Alfred Lengnick founded the music publishing house which bears his name in London in 1893. Having worked an apprenticeship in the music houses of Leipzig and Vienna he decided to set up his own company in England. The musical scene was predominantly one of European musicians and composers. Lengnick established himself in Great Portland Street with, most importantly, the sole agency in this country for N. Simrock of Berlin. With the copyrights of Brahms and Dvorak, in particular, it was not surprising that his business thrived and within three years this growth necessitated a move to much larger premises in nearby Berners Street.
Lengnick often travelled to the continent to secure new copyrights but during a visit to Germany in 1904 he contracted a chill which proved fatal, dying on Christmas Day. His wife continued to run the business for a few months, but then retired and the good will was handed on to the prestigious publishers Schott & Co. Even during his short tenure Lengnick had built up a reputable catalogue of educational music, in particular the piano works of Chopin (Mukuli's edition) and the then famous Eugen d'Albert edition of the Beethoven piano sonatas. These, together with many simpler compositions and the publication of the examination books for the Incorporated Society of Musicians, placed the firm in a strong position. No fewer than two hundred thousand copies of Dvorak's Humoresque were sold in these early years.

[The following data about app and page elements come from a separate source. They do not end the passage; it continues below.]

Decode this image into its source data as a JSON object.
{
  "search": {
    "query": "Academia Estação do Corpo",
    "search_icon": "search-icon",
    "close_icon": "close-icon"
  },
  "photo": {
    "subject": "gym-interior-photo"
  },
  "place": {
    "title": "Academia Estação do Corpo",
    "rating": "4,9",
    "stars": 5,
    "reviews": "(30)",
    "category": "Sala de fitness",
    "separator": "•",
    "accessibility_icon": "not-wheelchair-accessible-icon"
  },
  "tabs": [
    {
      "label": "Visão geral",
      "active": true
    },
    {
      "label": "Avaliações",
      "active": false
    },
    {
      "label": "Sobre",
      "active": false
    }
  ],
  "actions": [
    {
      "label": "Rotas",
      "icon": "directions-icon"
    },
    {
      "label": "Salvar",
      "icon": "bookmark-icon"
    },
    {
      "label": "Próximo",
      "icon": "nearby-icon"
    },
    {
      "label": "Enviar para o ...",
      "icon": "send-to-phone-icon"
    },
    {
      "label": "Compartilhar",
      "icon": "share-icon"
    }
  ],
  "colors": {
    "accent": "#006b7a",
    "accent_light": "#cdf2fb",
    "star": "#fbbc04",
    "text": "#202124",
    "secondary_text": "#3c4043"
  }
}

During the 1930s the company passed into the hands of Bernard de Nevers who gave sanctuary to members of the Simrock family in the war years and assured the safety of the valuable stock of printers' plates from Germany. With the war over and the royalties from Brahms and Dvorak still supporting him, de Nevers took the opportunity to sign British composers with an enlightened publishing programme. The roster of composers contains many of the great names of twentieth century British music: William Alwyn, Malcolm Arnold, Edmund Rubbra, Elizabeth Maconchy, Robert Simpson, Bernard Stevens, Kenneth Leighton, Franz Reizenstein, Charles Camilleri and Ernö von Dohnányi. With the purchase of the University of Cardiff Press copyrights, there was a further injection of musical luminaries and some rare scholarly editions by Haydn and Handel became incorporated into the catalogue.
In 1991 Complete Music purchased Lengnick. Composers joining the company in more recent years have included David Ellis, Adam Gorb, Alun Hoddinott, George Newson, Ronald Senator, Edward Watson, Stephen Watson and John Veale. With the purchase of Complete by BMG and BMG's subsequent purchase by Universal Music Publishing Group the Lengnick catalogue is now handled by Ricordi London.